Work required:
Copy out each line of the entries below in which the string "reqps" appears.

Data about app and page elements
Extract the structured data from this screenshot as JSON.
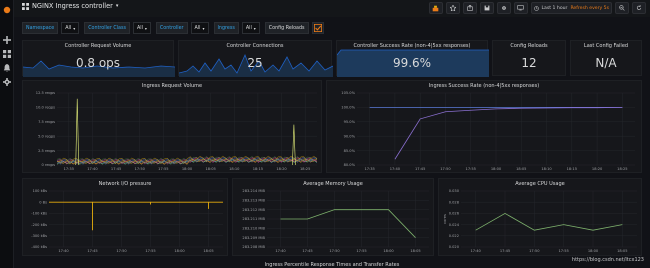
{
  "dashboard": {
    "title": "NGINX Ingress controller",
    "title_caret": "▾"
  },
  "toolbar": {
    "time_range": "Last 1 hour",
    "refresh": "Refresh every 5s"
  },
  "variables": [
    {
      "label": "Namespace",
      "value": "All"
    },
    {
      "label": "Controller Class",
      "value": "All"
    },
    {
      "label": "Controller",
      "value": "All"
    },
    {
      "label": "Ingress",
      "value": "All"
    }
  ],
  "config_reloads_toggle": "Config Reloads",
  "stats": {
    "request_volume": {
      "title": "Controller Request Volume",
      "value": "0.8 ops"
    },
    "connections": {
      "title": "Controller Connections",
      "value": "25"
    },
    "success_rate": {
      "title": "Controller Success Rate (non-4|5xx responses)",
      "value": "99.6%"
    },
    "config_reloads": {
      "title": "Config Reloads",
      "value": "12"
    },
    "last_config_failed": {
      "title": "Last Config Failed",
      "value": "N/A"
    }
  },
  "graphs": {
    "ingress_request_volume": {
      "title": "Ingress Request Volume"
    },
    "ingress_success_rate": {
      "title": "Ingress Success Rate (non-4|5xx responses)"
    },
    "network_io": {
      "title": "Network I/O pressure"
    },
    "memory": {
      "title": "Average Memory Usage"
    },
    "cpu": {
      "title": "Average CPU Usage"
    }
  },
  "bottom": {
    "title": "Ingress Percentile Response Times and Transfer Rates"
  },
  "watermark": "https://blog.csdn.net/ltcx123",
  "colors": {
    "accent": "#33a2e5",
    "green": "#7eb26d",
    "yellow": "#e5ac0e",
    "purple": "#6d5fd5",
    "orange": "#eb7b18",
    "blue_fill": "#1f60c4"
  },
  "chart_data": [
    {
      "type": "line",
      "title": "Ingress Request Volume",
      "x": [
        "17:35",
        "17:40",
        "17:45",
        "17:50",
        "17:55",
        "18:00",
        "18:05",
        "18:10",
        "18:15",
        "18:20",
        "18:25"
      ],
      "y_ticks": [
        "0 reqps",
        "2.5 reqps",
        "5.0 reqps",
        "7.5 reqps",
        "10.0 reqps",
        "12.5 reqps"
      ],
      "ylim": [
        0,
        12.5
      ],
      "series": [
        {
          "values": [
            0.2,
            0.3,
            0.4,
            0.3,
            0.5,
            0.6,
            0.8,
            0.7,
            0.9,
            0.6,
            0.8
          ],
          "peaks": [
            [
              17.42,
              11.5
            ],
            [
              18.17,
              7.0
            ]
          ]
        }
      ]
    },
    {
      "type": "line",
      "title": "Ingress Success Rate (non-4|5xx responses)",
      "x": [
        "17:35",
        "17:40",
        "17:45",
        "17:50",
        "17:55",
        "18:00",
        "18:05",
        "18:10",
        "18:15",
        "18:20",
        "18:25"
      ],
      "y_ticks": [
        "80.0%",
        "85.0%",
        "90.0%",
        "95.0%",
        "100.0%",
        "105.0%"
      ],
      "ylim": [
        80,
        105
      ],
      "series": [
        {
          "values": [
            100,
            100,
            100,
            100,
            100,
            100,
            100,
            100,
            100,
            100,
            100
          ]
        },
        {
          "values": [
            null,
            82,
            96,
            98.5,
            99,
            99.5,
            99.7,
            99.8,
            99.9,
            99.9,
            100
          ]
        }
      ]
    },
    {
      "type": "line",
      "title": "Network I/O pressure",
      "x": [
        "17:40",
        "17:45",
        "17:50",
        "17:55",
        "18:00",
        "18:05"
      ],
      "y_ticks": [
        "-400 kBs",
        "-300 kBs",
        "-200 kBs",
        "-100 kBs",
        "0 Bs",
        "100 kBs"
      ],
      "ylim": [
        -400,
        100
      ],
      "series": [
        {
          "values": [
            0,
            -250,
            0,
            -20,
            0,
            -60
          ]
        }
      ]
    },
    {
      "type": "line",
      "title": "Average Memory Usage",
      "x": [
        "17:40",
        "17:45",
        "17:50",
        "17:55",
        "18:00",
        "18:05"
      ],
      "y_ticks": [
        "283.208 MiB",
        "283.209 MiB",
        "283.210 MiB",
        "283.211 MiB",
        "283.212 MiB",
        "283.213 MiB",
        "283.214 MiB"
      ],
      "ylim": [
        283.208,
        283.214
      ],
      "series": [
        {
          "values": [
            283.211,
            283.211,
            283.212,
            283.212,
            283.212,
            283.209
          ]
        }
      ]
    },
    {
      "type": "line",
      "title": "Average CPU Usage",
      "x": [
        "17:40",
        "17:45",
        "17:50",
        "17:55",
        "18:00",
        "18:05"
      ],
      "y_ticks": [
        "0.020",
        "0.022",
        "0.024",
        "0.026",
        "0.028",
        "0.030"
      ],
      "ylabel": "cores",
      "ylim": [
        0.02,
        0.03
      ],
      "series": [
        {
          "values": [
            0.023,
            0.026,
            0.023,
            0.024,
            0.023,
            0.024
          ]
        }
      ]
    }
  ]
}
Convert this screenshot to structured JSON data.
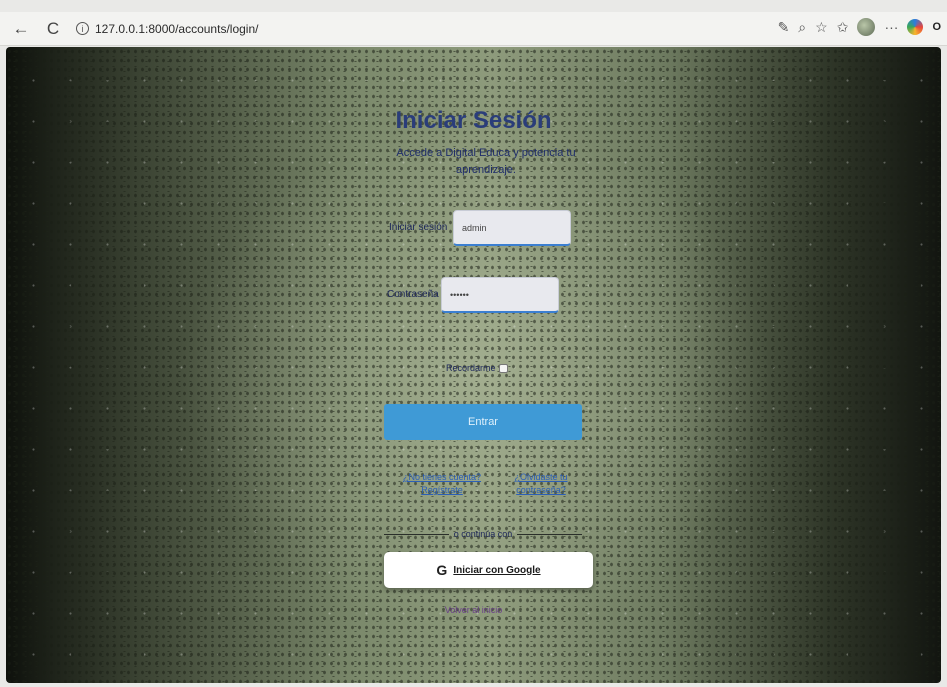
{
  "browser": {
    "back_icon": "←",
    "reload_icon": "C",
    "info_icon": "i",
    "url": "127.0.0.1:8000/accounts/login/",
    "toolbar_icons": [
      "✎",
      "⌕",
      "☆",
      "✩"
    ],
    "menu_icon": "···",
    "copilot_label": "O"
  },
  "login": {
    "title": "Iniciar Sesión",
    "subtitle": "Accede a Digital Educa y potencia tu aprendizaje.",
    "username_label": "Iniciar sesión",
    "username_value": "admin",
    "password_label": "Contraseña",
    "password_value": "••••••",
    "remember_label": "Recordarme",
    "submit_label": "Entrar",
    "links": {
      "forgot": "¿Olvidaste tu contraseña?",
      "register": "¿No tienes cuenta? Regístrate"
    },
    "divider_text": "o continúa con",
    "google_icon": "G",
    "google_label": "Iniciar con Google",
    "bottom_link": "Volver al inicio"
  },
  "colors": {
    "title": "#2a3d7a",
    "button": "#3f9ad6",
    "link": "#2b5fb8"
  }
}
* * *
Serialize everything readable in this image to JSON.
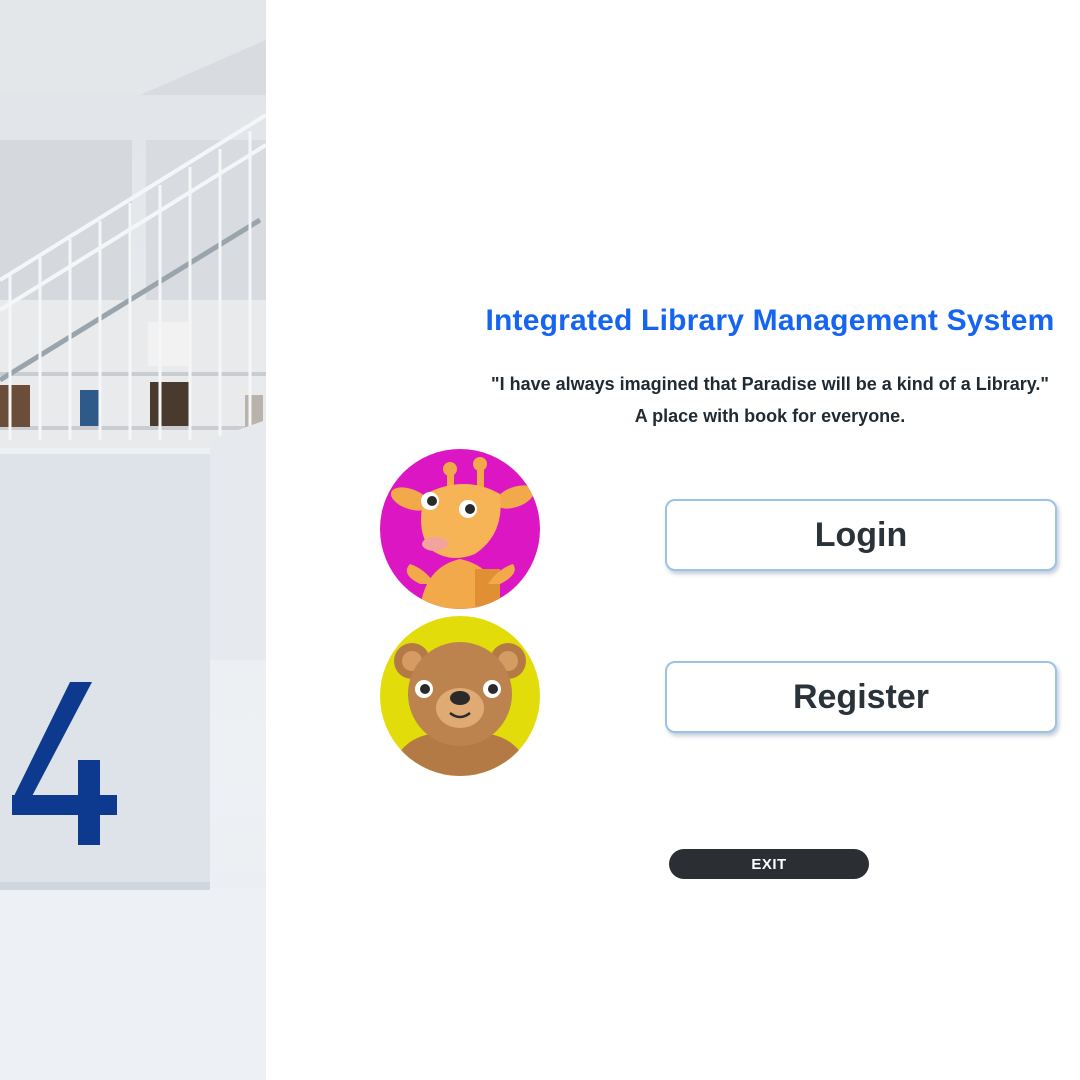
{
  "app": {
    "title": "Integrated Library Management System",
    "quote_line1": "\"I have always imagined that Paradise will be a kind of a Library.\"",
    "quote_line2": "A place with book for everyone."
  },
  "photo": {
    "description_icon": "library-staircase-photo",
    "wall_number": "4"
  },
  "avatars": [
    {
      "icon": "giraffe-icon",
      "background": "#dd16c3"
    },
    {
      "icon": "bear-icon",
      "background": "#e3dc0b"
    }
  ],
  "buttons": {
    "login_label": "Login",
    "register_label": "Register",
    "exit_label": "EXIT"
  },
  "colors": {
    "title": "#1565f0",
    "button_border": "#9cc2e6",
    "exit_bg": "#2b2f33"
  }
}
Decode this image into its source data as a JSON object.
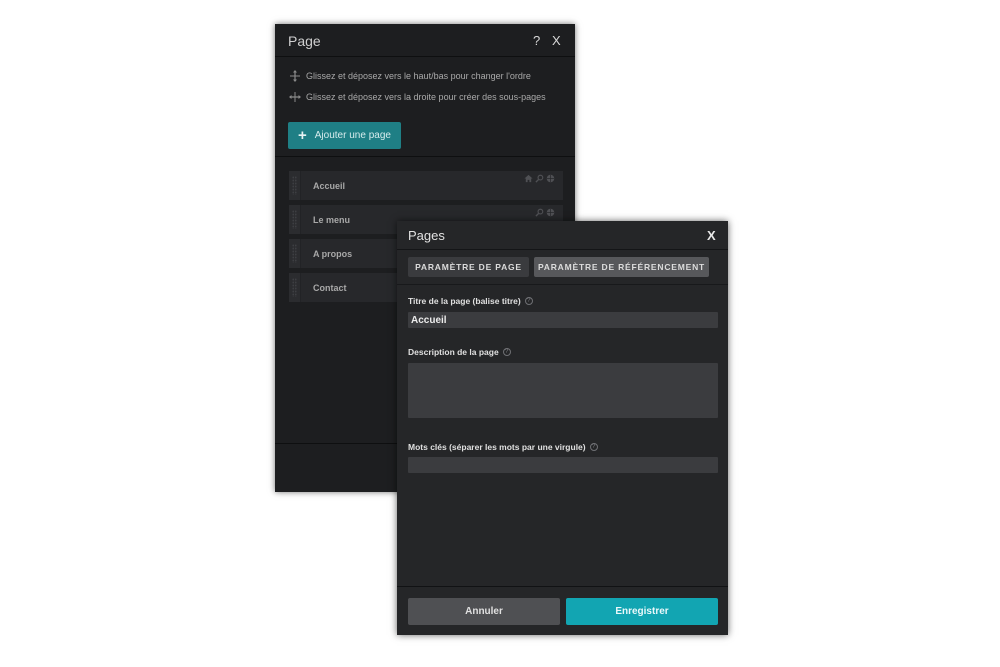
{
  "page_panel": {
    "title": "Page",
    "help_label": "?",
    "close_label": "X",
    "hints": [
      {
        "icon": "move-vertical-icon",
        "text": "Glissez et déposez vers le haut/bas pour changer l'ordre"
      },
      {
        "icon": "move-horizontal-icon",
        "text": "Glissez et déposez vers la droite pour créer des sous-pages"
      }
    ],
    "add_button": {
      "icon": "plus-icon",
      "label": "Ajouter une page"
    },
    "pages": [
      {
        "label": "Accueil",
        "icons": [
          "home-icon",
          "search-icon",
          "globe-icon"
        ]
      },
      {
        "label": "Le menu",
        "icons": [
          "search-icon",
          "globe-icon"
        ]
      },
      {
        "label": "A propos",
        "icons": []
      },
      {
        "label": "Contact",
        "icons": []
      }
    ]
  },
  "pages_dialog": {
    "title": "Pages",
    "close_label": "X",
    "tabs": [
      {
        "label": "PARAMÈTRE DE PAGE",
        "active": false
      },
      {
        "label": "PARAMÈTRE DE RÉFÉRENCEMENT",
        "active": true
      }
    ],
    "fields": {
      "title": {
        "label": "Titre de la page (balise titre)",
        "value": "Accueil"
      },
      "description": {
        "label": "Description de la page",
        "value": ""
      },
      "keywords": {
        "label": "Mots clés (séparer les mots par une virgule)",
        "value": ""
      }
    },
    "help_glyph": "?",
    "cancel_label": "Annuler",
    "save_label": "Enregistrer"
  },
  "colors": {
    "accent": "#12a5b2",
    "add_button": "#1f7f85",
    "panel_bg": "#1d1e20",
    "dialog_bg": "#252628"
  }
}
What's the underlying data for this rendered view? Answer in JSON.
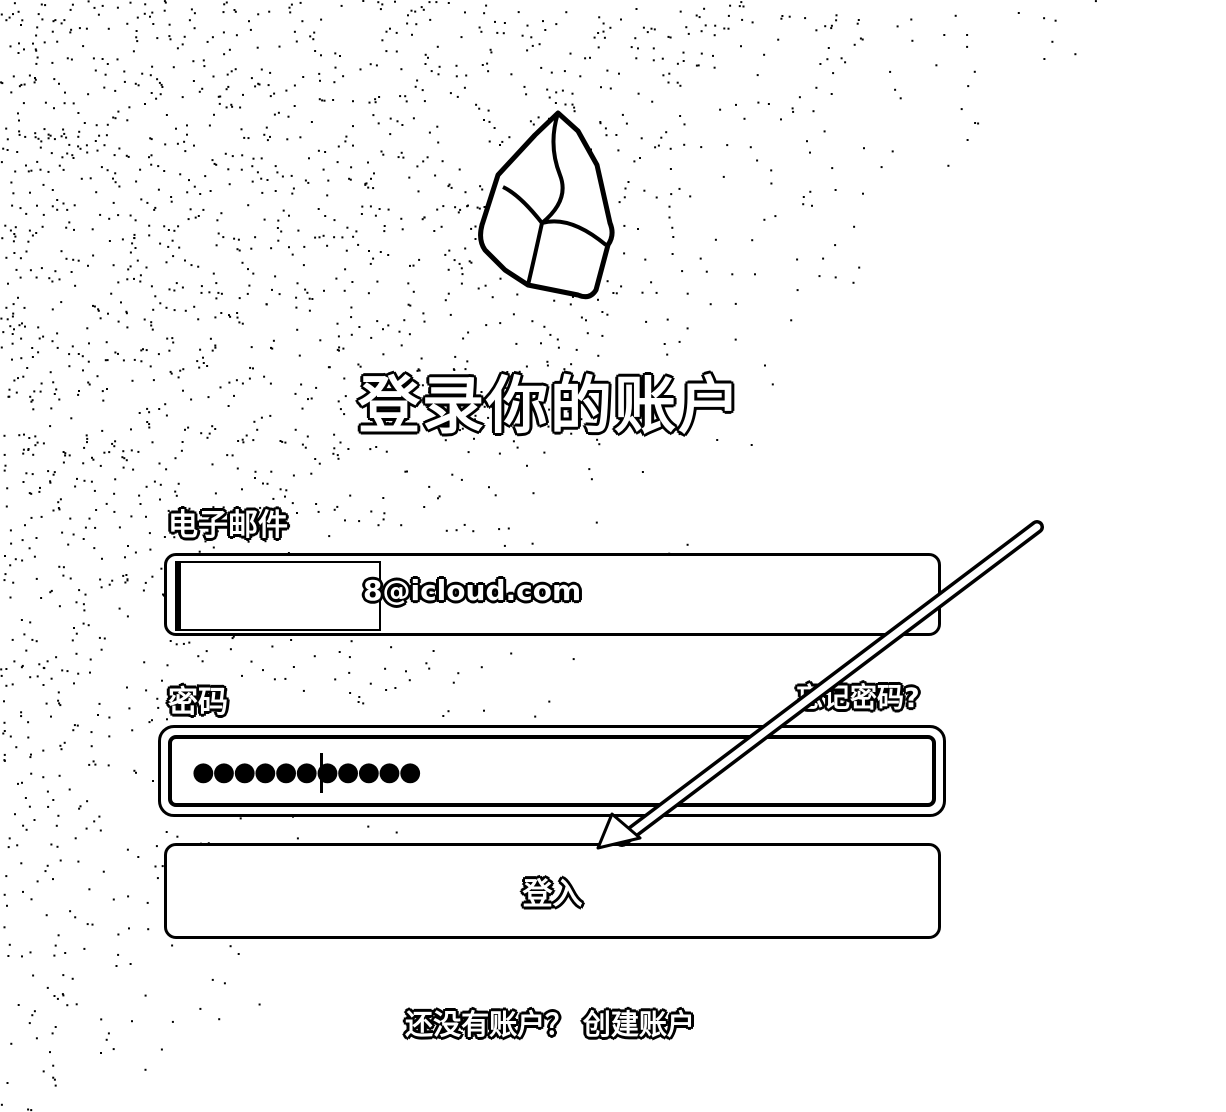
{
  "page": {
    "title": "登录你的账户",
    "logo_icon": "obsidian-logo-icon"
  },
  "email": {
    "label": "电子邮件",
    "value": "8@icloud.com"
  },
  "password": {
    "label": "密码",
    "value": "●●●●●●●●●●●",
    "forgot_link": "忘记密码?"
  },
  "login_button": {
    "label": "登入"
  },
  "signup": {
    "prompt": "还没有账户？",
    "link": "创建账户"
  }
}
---
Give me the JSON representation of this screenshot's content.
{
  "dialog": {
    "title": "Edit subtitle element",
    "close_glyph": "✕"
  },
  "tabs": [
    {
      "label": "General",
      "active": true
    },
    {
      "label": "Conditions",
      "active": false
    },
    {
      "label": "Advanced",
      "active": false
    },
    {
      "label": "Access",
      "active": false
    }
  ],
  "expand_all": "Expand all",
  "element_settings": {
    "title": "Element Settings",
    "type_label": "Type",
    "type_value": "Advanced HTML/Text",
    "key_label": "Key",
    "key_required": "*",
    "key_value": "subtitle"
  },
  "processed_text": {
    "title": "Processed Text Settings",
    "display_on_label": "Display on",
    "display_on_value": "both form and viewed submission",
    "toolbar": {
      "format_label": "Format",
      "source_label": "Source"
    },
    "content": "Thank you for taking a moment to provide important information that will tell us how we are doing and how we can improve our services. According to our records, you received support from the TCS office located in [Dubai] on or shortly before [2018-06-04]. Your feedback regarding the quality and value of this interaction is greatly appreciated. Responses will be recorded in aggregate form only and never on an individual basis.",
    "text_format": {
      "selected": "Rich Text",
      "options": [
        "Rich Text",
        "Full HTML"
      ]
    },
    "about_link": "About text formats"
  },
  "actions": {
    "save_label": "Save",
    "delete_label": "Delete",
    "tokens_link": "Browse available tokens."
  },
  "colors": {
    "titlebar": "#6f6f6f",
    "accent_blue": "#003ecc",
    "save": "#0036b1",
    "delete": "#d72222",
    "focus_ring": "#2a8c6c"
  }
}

Exercise output:
        "0 reqps",
        "2.5 reqps",
        "5.0 reqps",
        "7.5 reqps",
        "10.0 reqps",
        "12.5 reqps"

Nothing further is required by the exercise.